My trials and tribulations figuring this out….Feel free to make fun of me. Forum link.
In short, this command is used to set an offset on your X2 stepper. For example, a 0.5 mm offset will, after homing, move your X2 stepper over by +0.5mm and call that the zero point. This is used to ensure the Y-axis is square to the X-axis (i.e. exactly 90 degrees).
X[adj] - X-axis adjustment Y[adj] - Y-axis adjustment (Not used in Ryan's instructions)
- After dialing in your offset, use the command
M500to save your settings in the EEPROM. If you don’t do this, your
M666values will be reset to zero when the machine is powered off.
- To check your current
M666offsets, use the command
- If you decide to reset your offsets to zero, you can either use the
M502command or enter
M666 X0 Y0.
M666offsets affect only your X2 and Y2 endstops, not X1 or Y1. Note that Ryan’s procedure does not use the Y parameter.
- Instead of using
M666, you can just move your endstops if you don’t want to do this in software. Use whichever method suits you.
Set the X2 offset to 0.5mm:
The following g-codes ended up being useful in some scripts I made, and generally seem useful to know about. However, I feel the ones listed above are more important, and I didn’t want to clutter up the list. Each item below contains a link to the Marlin G-code Index, and should have all the info you need.
G4 - Dwell
G90 - Use absolute coordinates for positioning
G91 - Use relative coordinates for positioning
M18/M84 - Disable Steppers
M117 - Display Message on LCD Screen
M211 - Enable/Disable Software Endstops
M300 - Play Tone (Beep)
M502 - Factory Reset EEPROM
M503 - Report EEPROM Settings
M504 - Validate EEPROM
[Again, please let me know if anything is missing, wrong, or needs clarification. I hope it helps someone to have all this info in one place!]

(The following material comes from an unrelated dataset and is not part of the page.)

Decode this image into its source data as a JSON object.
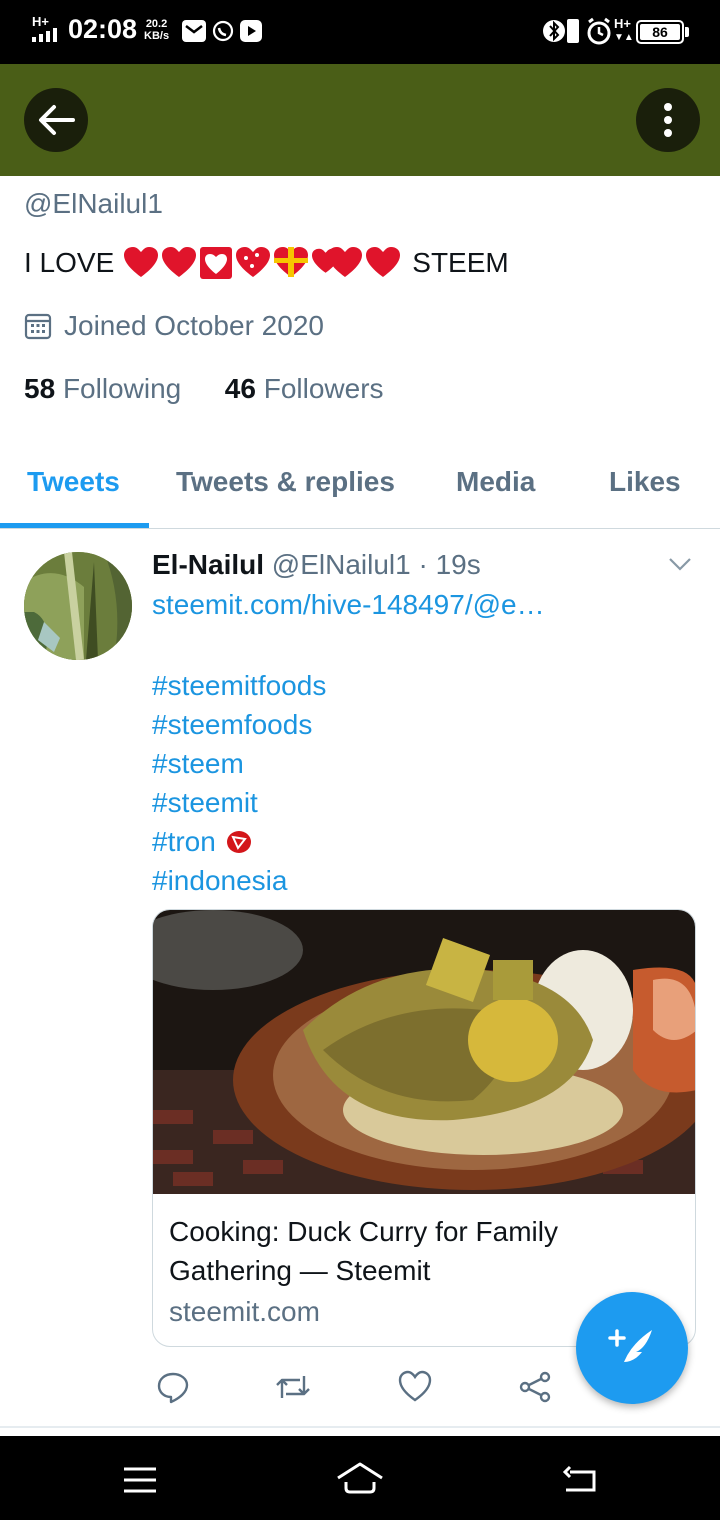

This work is licensed under a Creative Commons Attribution 4.0 International License.